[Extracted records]
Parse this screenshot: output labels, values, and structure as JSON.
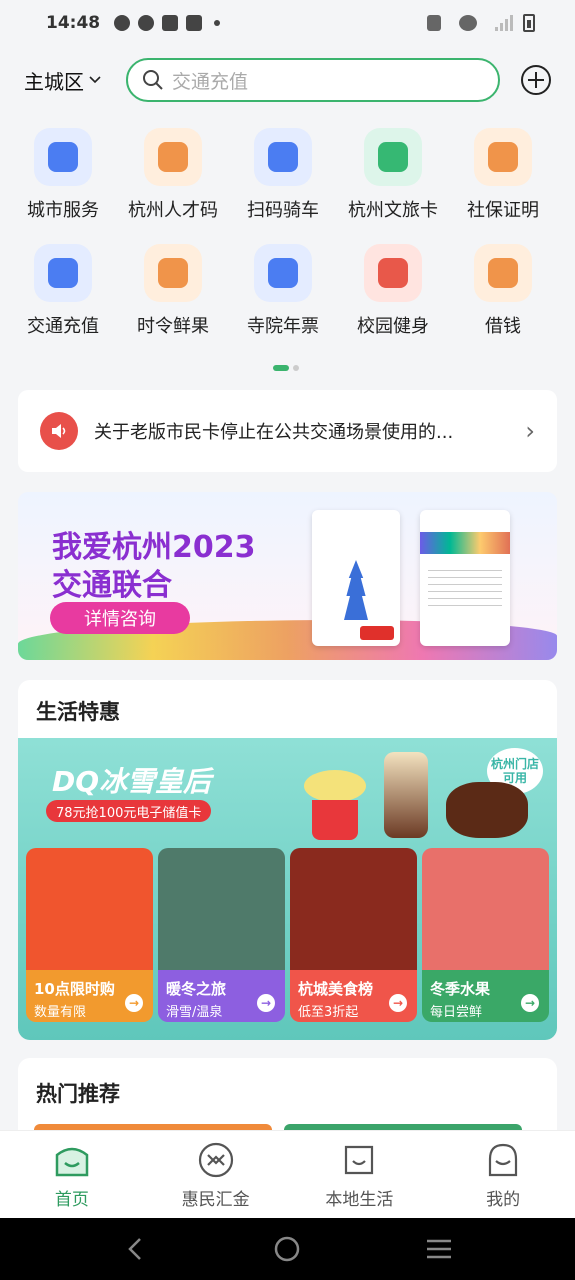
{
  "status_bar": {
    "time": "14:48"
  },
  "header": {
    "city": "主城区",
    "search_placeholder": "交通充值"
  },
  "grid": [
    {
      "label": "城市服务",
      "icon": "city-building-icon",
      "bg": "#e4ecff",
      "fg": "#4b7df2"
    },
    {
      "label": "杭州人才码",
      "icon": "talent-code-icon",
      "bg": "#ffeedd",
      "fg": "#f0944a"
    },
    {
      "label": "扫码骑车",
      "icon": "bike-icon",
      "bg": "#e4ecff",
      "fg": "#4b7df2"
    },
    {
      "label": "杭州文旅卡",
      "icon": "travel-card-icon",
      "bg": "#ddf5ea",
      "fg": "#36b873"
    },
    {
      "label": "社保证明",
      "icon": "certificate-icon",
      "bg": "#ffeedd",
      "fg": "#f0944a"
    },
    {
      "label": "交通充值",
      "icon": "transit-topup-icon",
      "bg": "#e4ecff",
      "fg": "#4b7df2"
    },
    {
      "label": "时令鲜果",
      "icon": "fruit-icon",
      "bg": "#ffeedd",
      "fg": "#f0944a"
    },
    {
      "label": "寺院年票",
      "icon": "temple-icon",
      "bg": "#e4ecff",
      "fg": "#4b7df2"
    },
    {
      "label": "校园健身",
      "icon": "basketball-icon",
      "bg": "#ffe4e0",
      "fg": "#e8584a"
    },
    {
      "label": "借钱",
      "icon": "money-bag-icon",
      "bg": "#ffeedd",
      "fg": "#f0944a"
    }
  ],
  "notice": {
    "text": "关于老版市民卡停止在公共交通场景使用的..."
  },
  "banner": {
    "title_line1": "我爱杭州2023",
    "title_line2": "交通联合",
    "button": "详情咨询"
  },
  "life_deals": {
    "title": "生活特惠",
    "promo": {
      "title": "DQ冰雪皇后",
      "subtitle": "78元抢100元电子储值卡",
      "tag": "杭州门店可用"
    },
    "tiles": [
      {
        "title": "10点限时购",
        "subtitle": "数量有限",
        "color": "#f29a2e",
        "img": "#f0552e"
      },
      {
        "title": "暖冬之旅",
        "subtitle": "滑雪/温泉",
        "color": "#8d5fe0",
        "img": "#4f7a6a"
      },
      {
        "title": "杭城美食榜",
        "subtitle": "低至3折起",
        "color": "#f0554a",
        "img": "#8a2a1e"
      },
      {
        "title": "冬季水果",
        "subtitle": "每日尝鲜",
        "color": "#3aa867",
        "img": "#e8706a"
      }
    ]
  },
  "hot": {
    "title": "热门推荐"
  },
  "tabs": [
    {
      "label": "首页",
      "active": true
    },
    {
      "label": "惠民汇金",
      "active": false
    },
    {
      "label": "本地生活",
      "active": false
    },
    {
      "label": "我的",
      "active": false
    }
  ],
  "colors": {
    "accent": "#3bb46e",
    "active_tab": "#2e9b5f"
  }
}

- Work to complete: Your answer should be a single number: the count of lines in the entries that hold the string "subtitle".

- Solution to this task: 5